Like many audio pros, Grammy-winning mastering engineer Evren Göknar touched down in L.A. with a guitar in hand and success in mind. He attended Musicians Institute for a time and performed locally before it occurred to him that he’d amplify his value as an engineer if he had studio access. So, he flipped open the latest issue of Music Connection magazine and found a small studio with an internship opportunity. Later he moved on to Paramount, engineered there for five years and then graduated to Capitol Mastering, where he spent the next quarter century. He has since worked with artists including Kiss, Nick Jonas and 2Pac. He also masters for the popular NBC show The Voice.
In 2020, Göknar published his book Major Label Mastering. It was inspired primarily by his teaching experiences and desire to share the knowledge he’s amassed. “We worked from one of the known books on mastering for the class I taught at Cal Poly Pomona and it was good,” he recalls. “But I felt that the students needed a more step-by-step book about the process. I’d also worked at Capitol for a long time and saw that it was becoming rarer for people to come in as a runner or a second engineer and learn [on the job] the way they used to.”
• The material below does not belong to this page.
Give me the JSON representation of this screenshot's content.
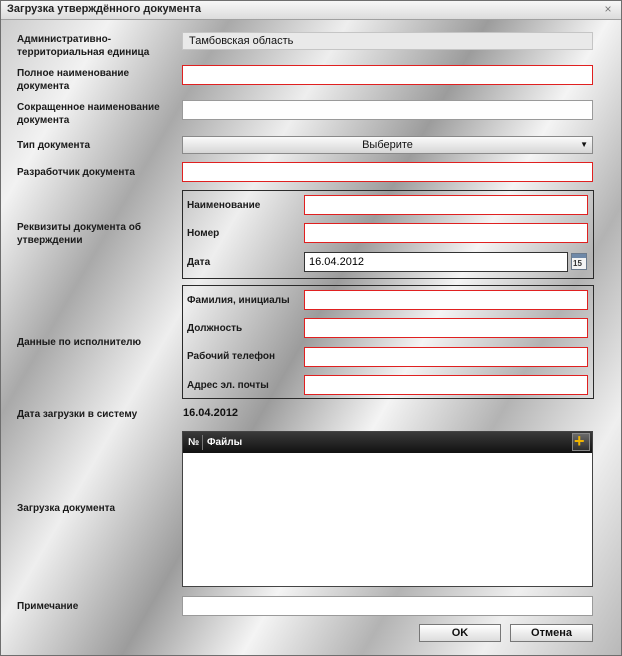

Although he taught himself his craft through direct experience, he also recognizes the value of a formal engineering education. “When I was coming up, it was a sort of apprenticeship system,” he recollects. “You had to have the kind of personality that made people want to interact with you. There are a lot of entrepreneurial interchanges with artists, producers, labels and so forth. This field can get very technical and lean on things like electrical engineering and electronics. You need to dig in and either do some coursework or read some books. Even if you do go through a formal program, you still have to show up and do the work.”
Gear can almost seem like an engineer’s fingerprint or a strand of his or her DNA. It helps to identify them and may even illuminate aspects of their background. “I use these Manley Pultec-style mastering EQs,” Göknar says about one of his favorite pieces. “They don’t make them anymore but they’re very musical and smooth-sounding, as far as analog equalizers go. As for plugins, I love the DMG EQuilibrium. Often when I use it, I’m amazed with what they did. It models old consoles quite effectively.”
After 25 years of mastering at Capitol, Göknar now works from EGM - Evren Göknar Mastering, his own mastering space. “I had it built from the ground up,” he explains. “It’s a room within a room with isolated electrical and ground. We use QuietRock, which is a sound-reducing drywall so there’s no audio bleed in or out. During the pandemic I was able to transition to doing Capitol’s work here and then once they closed, a lot of my old clients stayed with me.”
As to his current and upcoming projects, recently Göknar began his 11th season mastering for The Voice. He also works with a number of independent songwriters and producers, many of which he finds by way of previous clients. Determining where he fits into the market and how he can be of help to artists has been one of his most vital formulas for success.